It’s equally important to choose a solution that evolves with your needs. If you might eventually add student response systems, go with a provider that can deliver that functionality. Spend strategically. A districtwide interactive whiteboard deployment is a significant investment, but there are ways to mitigate the costs.
Budget limitations were a key concern for Roland Rios when he decided to bring the technology into Fort Sam Houston Independent School District classrooms three years ago. Rios, director of instructional technology for the three-school district in San Antonio, ultimately chose MimioTeach, a system from DYMO/Mimio that uses a removable magnetic bar to transform ordinary whiteboards into interactive ones.
Rios especially liked that the MimioTeach bar can be shared among several teachers. “Most interactive whiteboards are permanent and very expensive,” he explains. “If they are damaged, they become even more expensive to maintain.”
Prioritize professional development. Although interactive whiteboards can do many things, they can’t reach their potential unless teachers know how to use them.
In Upper Darby, teachers receive formal and informal training from other educators who are already adept at using the technology. “There’s an art to using the device effectively, and the best way to learn is from others who have become good at it,” says Martha Menz, the district’s director of curriculum and professional development.
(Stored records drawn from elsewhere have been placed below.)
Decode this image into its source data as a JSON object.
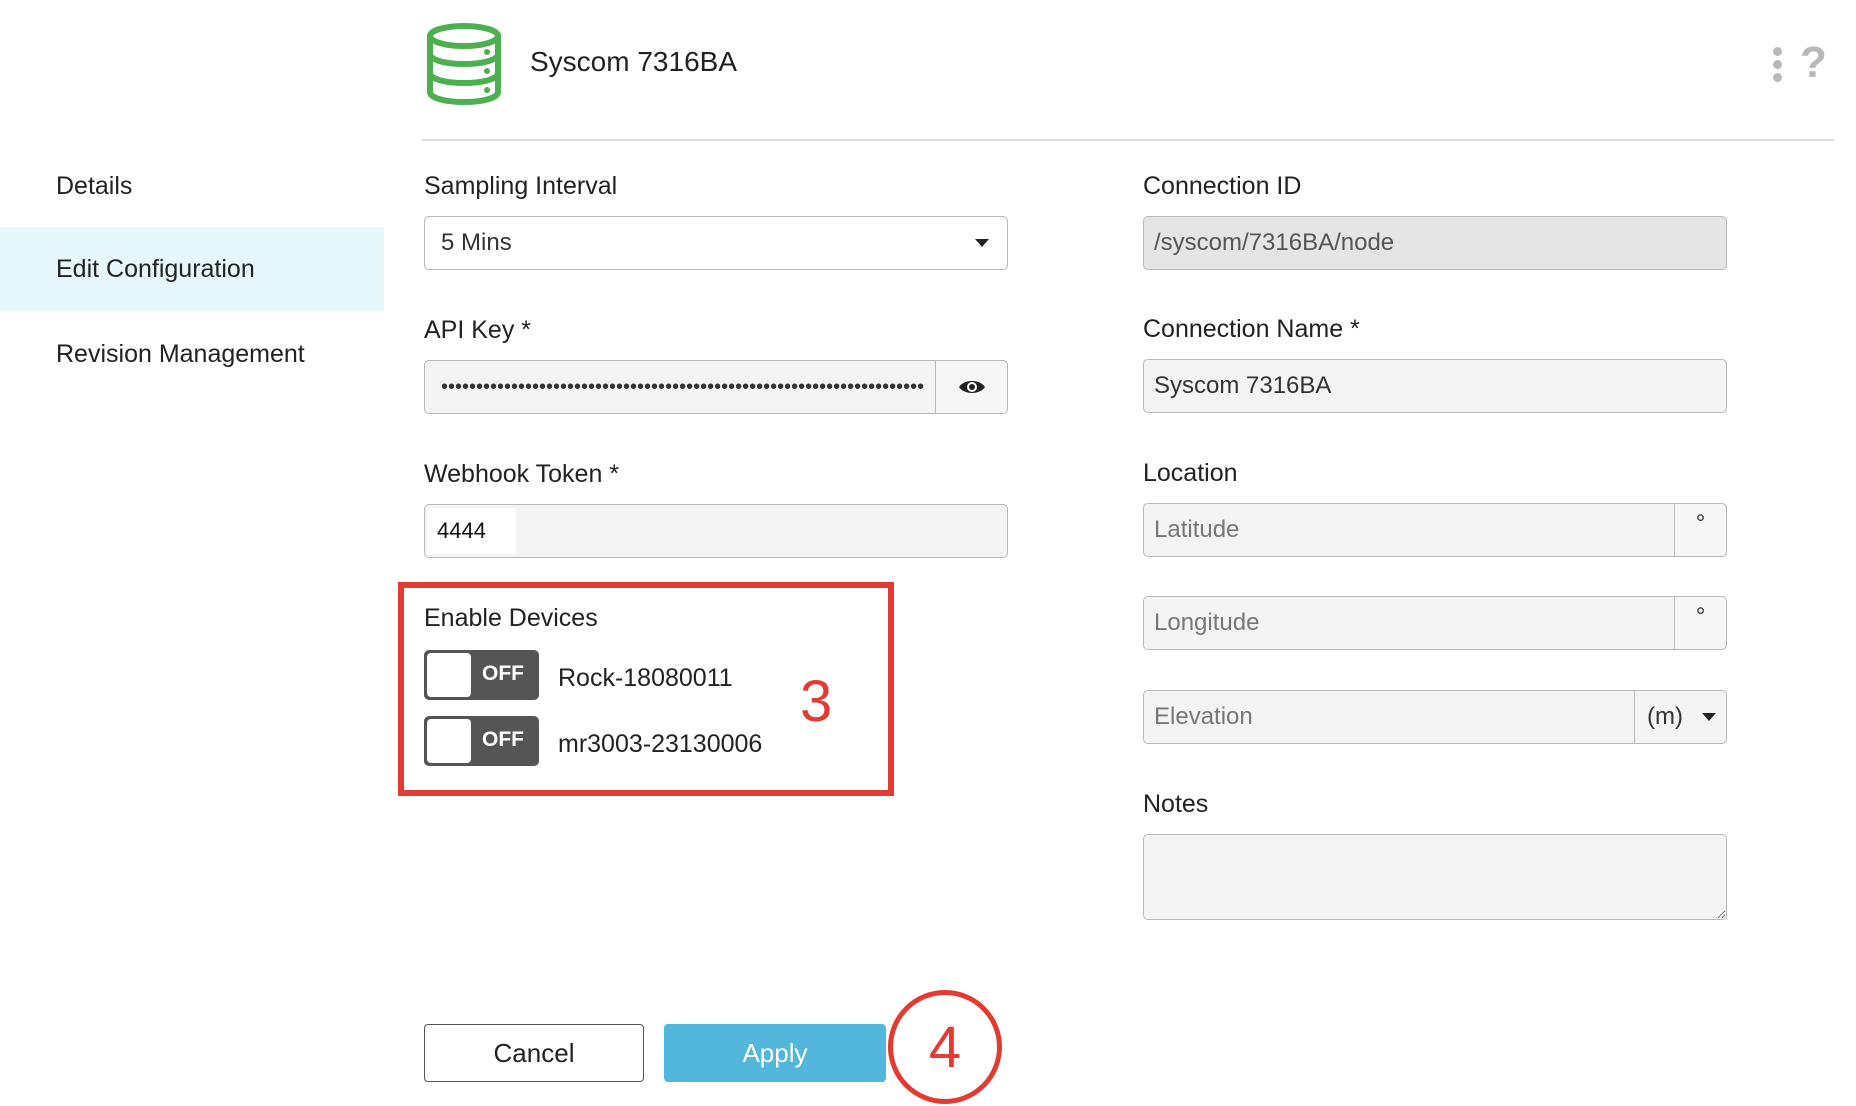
{
  "header": {
    "title": "Syscom 7316BA",
    "icon": "database-icon",
    "icon_color": "#4caf50"
  },
  "sidebar": {
    "items": [
      {
        "label": "Details",
        "active": false
      },
      {
        "label": "Edit Configuration",
        "active": true
      },
      {
        "label": "Revision Management",
        "active": false
      }
    ]
  },
  "form": {
    "sampling_interval": {
      "label": "Sampling Interval",
      "value": "5 Mins"
    },
    "api_key": {
      "label": "API Key *",
      "value": "•••••••••••••••••••••••••••••••••••••••••••••••••••••••••••••••••••••"
    },
    "webhook_token": {
      "label": "Webhook Token *",
      "value": "4444"
    },
    "enable_devices": {
      "label": "Enable Devices",
      "devices": [
        {
          "name": "Rock-18080011",
          "state": "OFF"
        },
        {
          "name": "mr3003-23130006",
          "state": "OFF"
        }
      ]
    },
    "connection_id": {
      "label": "Connection ID",
      "value": "/syscom/7316BA/node"
    },
    "connection_name": {
      "label": "Connection Name *",
      "value": "Syscom 7316BA"
    },
    "location": {
      "label": "Location",
      "latitude_placeholder": "Latitude",
      "longitude_placeholder": "Longitude",
      "elevation_placeholder": "Elevation",
      "degree_symbol": "°",
      "elevation_unit": "(m)"
    },
    "notes": {
      "label": "Notes",
      "value": ""
    }
  },
  "buttons": {
    "cancel": "Cancel",
    "apply": "Apply"
  },
  "annotations": {
    "step_3": "3",
    "step_4": "4",
    "color": "#e33a32"
  },
  "colors": {
    "accent": "#52b7db",
    "active_sidebar": "#e6f8fc",
    "toggle_off": "#555555"
  }
}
Think outside the box. Although interactive whiteboards are billed as interactive teaching tools, it’s the students who reap the biggest benefits. Because most students are already comfortable adapting to new technology, it makes sense to leverage those talents, says Steve Figurelli, staff development trainer for Edison Township Public Schools.
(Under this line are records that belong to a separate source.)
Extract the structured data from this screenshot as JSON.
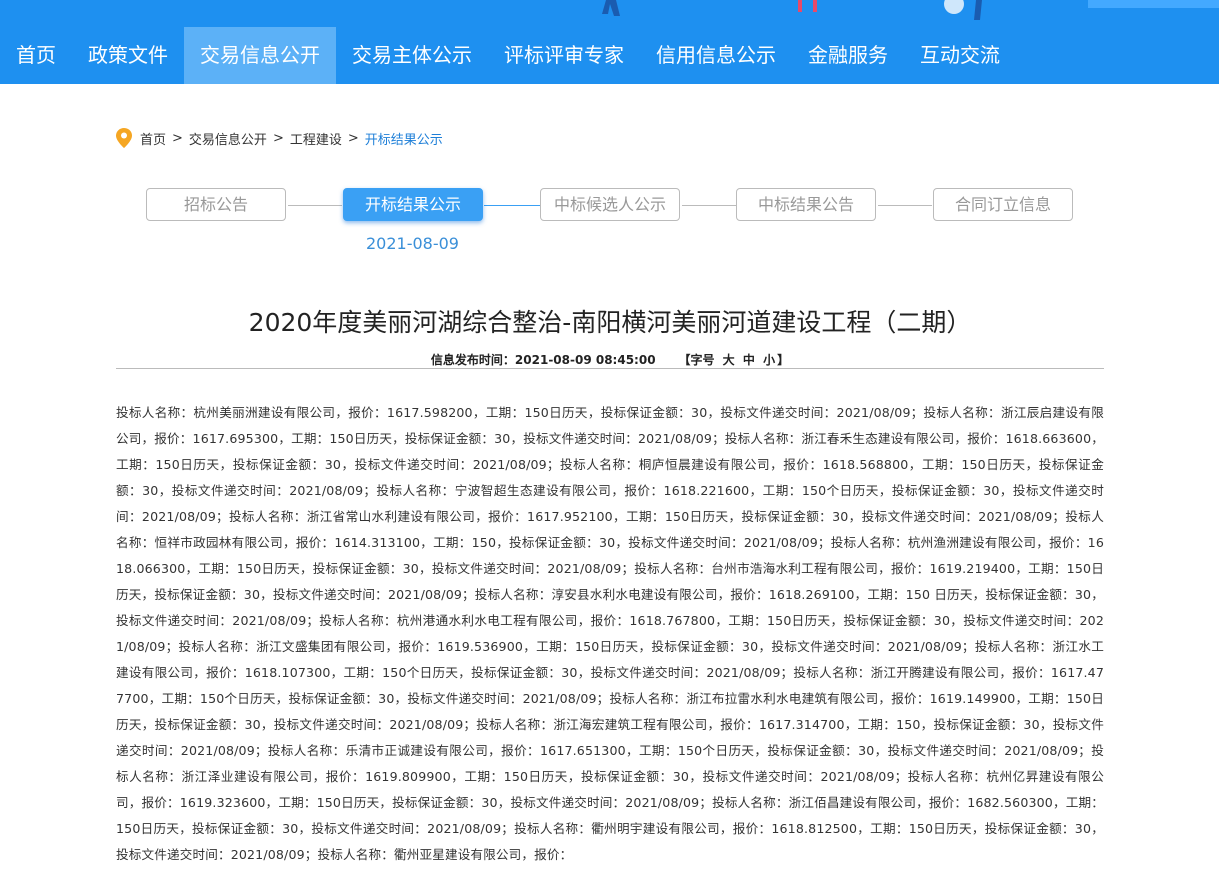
{
  "nav": {
    "items": [
      "首页",
      "政策文件",
      "交易信息公开",
      "交易主体公示",
      "评标评审专家",
      "信用信息公示",
      "金融服务",
      "互动交流"
    ],
    "active_index": 2
  },
  "breadcrumb": {
    "items": [
      "首页",
      "交易信息公开",
      "工程建设"
    ],
    "current": "开标结果公示",
    "separator": ">"
  },
  "steps": {
    "items": [
      "招标公告",
      "开标结果公示",
      "中标候选人公示",
      "中标结果公告",
      "合同订立信息"
    ],
    "active_index": 1,
    "active_date": "2021-08-09"
  },
  "article": {
    "title": "2020年度美丽河湖综合整治-南阳横河美丽河道建设工程（二期）",
    "publish_label": "信息发布时间：",
    "publish_time": "2021-08-09 08:45:00",
    "font_size_open": "【字号",
    "font_large": "大",
    "font_medium": "中",
    "font_small": "小",
    "font_size_close": "】",
    "body": "投标人名称：杭州美丽洲建设有限公司，报价：1617.598200，工期：150日历天，投标保证金额：30，投标文件递交时间：2021/08/09；投标人名称：浙江辰启建设有限公司，报价：1617.695300，工期：150日历天，投标保证金额：30，投标文件递交时间：2021/08/09；投标人名称：浙江春禾生态建设有限公司，报价：1618.663600，工期：150日历天，投标保证金额：30，投标文件递交时间：2021/08/09；投标人名称：桐庐恒晨建设有限公司，报价：1618.568800，工期：150日历天，投标保证金额：30，投标文件递交时间：2021/08/09；投标人名称：宁波智超生态建设有限公司，报价：1618.221600，工期：150个日历天，投标保证金额：30，投标文件递交时间：2021/08/09；投标人名称：浙江省常山水利建设有限公司，报价：1617.952100，工期：150日历天，投标保证金额：30，投标文件递交时间：2021/08/09；投标人名称：恒祥市政园林有限公司，报价：1614.313100，工期：150，投标保证金额：30，投标文件递交时间：2021/08/09；投标人名称：杭州渔洲建设有限公司，报价：1618.066300，工期：150日历天，投标保证金额：30，投标文件递交时间：2021/08/09；投标人名称：台州市浩海水利工程有限公司，报价：1619.219400，工期：150日历天，投标保证金额：30，投标文件递交时间：2021/08/09；投标人名称：淳安县水利水电建设有限公司，报价：1618.269100，工期：150 日历天，投标保证金额：30，投标文件递交时间：2021/08/09；投标人名称：杭州港通水利水电工程有限公司，报价：1618.767800，工期：150日历天，投标保证金额：30，投标文件递交时间：2021/08/09；投标人名称：浙江文盛集团有限公司，报价：1619.536900，工期：150日历天，投标保证金额：30，投标文件递交时间：2021/08/09；投标人名称：浙江水工建设有限公司，报价：1618.107300，工期：150个日历天，投标保证金额：30，投标文件递交时间：2021/08/09；投标人名称：浙江开腾建设有限公司，报价：1617.477700，工期：150个日历天，投标保证金额：30，投标文件递交时间：2021/08/09；投标人名称：浙江布拉雷水利水电建筑有限公司，报价：1619.149900，工期：150日历天，投标保证金额：30，投标文件递交时间：2021/08/09；投标人名称：浙江海宏建筑工程有限公司，报价：1617.314700，工期：150，投标保证金额：30，投标文件递交时间：2021/08/09；投标人名称：乐清市正诚建设有限公司，报价：1617.651300，工期：150个日历天，投标保证金额：30，投标文件递交时间：2021/08/09；投标人名称：浙江泽业建设有限公司，报价：1619.809900，工期：150日历天，投标保证金额：30，投标文件递交时间：2021/08/09；投标人名称：杭州亿昇建设有限公司，报价：1619.323600，工期：150日历天，投标保证金额：30，投标文件递交时间：2021/08/09；投标人名称：浙江佰昌建设有限公司，报价：1682.560300，工期：150日历天，投标保证金额：30，投标文件递交时间：2021/08/09；投标人名称：衢州明宇建设有限公司，报价：1618.812500，工期：150日历天，投标保证金额：30，投标文件递交时间：2021/08/09；投标人名称：衢州亚星建设有限公司，报价："
  },
  "colors": {
    "nav_bg": "#1e90f0",
    "nav_active": "#5cb1f7",
    "step_active": "#3aa0f4",
    "link": "#1e7fd8"
  }
}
“Eventually, we see the ActivBoard as a student-centered device,” Figurelli explains. “A teacher could be at a table working with a small group, while another group uses the interactive whiteboard as a learning center.” In this scenario, he continues, “the whiteboard becomes a hub of resources: A student could come up to the board to open a file that reminds him how to solve a certain type of equation, for example, or kids could use it to develop creative, interactive presentations.”
Support is critical. Technical support is always important, but with interactive whiteboards, application support and practical advice are especially valuable. Upper Darby officials believe the whiteboards have succeeded in their district because teachers who have experience creating lesson plans that use whiteboards routinely mentor other teachers.
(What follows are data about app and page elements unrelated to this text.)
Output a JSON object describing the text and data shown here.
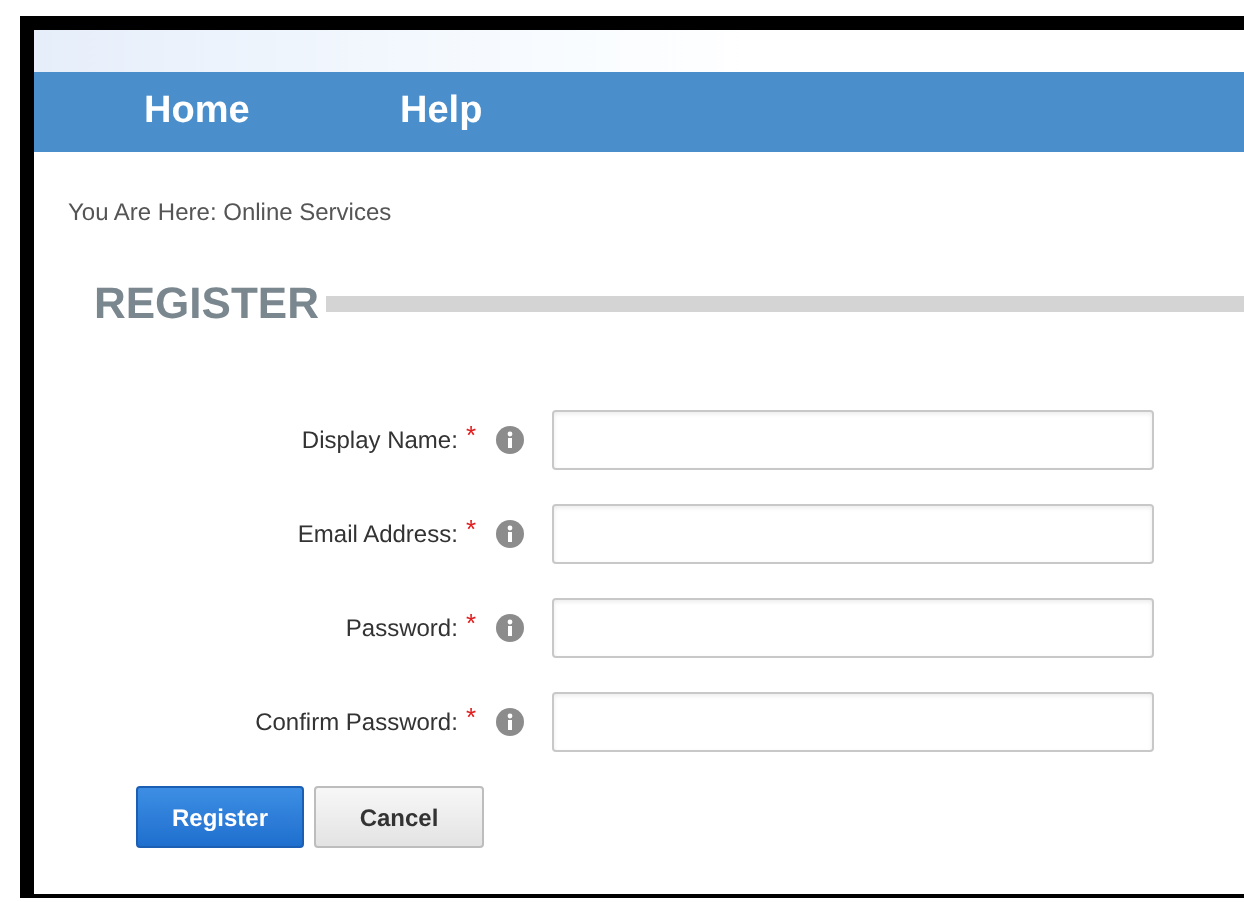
{
  "nav": [
    {
      "label": "Home"
    },
    {
      "label": "Help"
    }
  ],
  "breadcrumb": "You Are Here: Online Services",
  "heading": "REGISTER",
  "fields": [
    {
      "label": "Display Name:",
      "required": true
    },
    {
      "label": "Email Address:",
      "required": true
    },
    {
      "label": "Password:",
      "required": true
    },
    {
      "label": "Confirm Password:",
      "required": true
    }
  ],
  "required_mark": "*",
  "buttons": [
    {
      "label": "Register",
      "kind": "primary"
    },
    {
      "label": "Cancel",
      "kind": "secondary"
    }
  ]
}
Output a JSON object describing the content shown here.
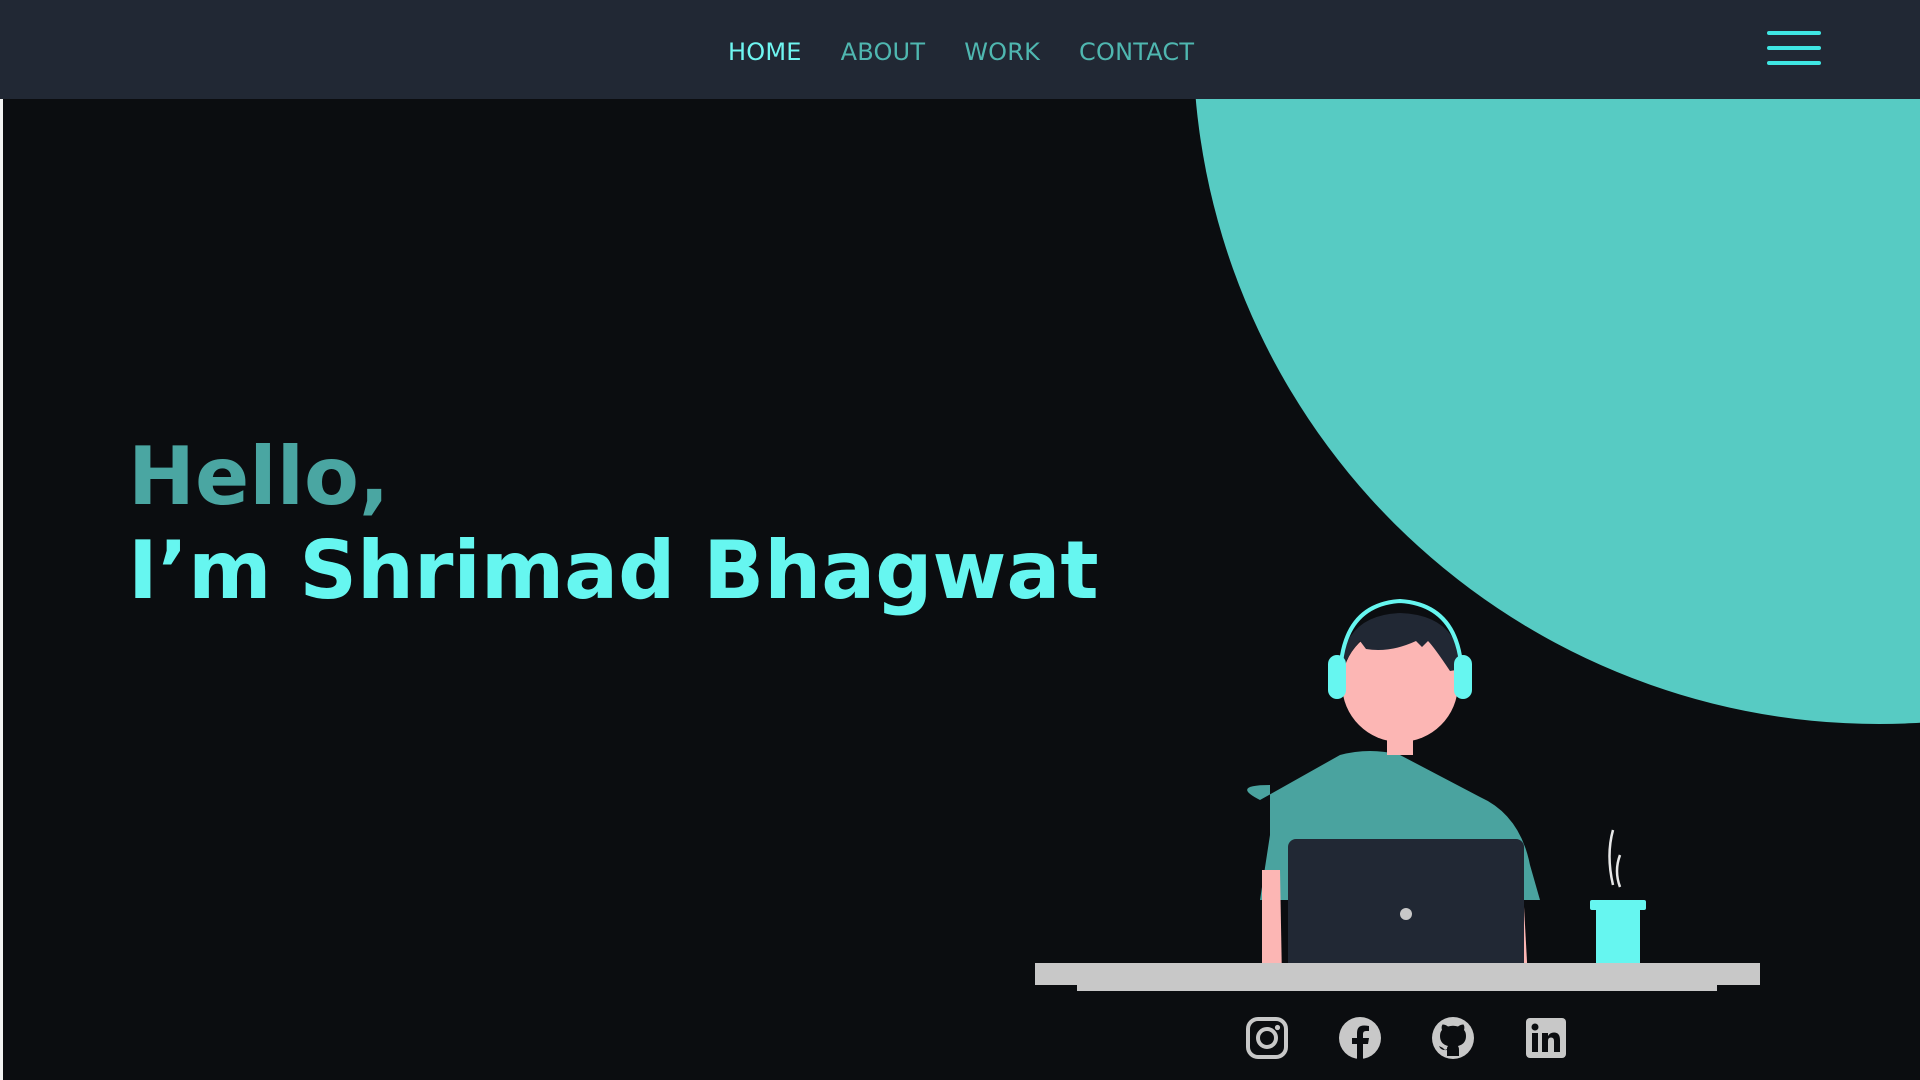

Many providers also host online communities where teachers can share content and best practices.
The Brains Behind the Operation
An interactive whiteboard’s hardware platform certainly is important, but its effectiveness in the classroom ultimately depends on the integrity of two core components.
“The software and content engage students and allow them to create or manipulate content themselves, so they are critical parts of the interactive whiteboard package,” says Peter Grunwald, founder and president of the market research and consulting firm Grunwald Associates. He advises district officials who are evaluating several interactive whiteboard systems to base their decisions on the strength of each system’s software, as that’s what differentiates each product from its competitors.
The educators who use whiteboards day in and day out confirm that software functionality is key. Teachers in Pennsylvania’s Upper Darby School District, for example, rely heavily on PolyVision’s lesson development software, which allows them to personalize lessons, add videos and drawings, and access a content library. In nearby New Jersey, teachers at Edison Township Public Schools use Promethean’s ActivInspire software to develop interactive lessons that encourage collaboration and creativity. And in San Antonio, Fort Sam Houston Independent School District teachers use DYMO/Mimio’s MimioStudio software to incorporate audio, video and animation into their lessons.